* [INPUT MATERIAL]
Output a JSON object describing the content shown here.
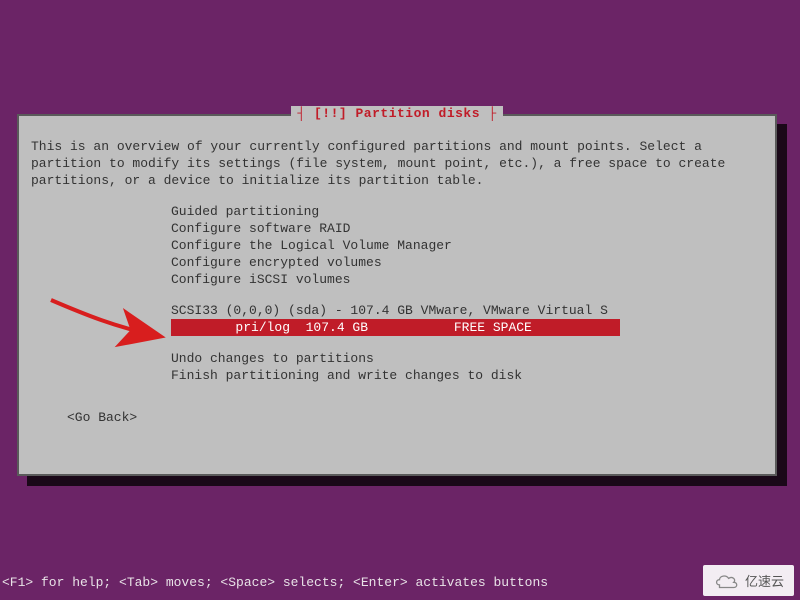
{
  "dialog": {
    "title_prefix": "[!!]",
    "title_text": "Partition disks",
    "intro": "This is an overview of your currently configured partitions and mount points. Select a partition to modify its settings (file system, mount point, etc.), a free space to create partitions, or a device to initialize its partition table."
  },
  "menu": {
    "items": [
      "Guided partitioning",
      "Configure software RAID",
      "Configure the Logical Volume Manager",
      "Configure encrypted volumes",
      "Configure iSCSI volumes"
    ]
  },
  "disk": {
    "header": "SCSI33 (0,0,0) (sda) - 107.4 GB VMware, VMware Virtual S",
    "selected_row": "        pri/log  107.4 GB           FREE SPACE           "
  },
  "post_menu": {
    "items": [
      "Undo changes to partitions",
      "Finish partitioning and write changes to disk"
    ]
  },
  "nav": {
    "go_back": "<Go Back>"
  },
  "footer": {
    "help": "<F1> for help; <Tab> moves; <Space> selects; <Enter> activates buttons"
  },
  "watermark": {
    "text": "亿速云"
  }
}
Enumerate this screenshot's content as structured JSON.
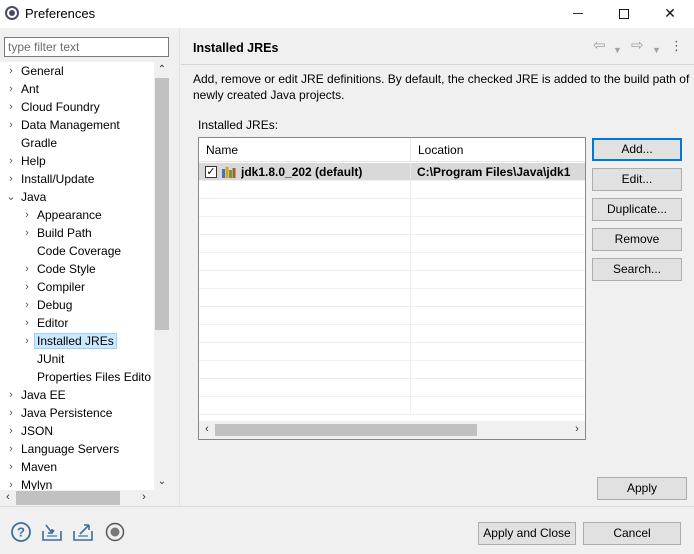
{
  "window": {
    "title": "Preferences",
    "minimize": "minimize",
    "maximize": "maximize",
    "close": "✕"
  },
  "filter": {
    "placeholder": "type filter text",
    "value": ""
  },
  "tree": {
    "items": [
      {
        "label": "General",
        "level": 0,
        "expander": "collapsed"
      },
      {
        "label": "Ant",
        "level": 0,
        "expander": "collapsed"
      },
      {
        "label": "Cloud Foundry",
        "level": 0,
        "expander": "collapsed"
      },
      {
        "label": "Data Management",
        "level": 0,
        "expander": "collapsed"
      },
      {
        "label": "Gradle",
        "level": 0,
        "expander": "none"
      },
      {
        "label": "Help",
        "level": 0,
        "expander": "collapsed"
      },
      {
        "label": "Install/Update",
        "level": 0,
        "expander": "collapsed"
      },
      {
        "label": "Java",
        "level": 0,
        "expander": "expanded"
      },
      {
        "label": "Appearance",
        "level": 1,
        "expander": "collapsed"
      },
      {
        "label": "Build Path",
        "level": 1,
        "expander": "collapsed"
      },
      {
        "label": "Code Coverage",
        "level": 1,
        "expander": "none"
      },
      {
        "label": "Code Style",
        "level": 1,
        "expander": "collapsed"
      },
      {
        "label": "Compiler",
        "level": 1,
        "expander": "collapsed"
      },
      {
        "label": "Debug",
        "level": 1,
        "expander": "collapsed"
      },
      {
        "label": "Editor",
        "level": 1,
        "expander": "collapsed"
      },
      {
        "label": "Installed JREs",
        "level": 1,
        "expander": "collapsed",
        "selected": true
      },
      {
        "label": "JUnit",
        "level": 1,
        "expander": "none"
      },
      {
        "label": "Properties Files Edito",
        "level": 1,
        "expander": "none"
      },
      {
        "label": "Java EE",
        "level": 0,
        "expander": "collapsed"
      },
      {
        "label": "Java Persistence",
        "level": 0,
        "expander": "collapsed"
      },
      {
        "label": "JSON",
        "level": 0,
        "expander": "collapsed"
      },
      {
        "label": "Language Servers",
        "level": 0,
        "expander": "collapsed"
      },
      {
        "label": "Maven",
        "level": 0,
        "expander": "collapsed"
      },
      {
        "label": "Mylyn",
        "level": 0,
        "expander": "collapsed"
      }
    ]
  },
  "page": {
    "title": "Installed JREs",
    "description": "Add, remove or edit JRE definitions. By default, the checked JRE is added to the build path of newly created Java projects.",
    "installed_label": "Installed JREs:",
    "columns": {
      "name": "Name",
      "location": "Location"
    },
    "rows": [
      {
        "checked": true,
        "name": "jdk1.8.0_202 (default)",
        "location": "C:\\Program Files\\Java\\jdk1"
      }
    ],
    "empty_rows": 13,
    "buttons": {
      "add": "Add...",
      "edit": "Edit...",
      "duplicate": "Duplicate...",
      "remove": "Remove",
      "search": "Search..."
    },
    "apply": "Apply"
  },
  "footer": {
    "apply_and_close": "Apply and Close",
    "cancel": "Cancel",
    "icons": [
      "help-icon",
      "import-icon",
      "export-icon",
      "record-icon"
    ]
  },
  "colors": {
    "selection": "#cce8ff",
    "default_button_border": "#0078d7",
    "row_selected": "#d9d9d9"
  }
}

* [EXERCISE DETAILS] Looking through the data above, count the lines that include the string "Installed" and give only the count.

* [THE ANSWER] 3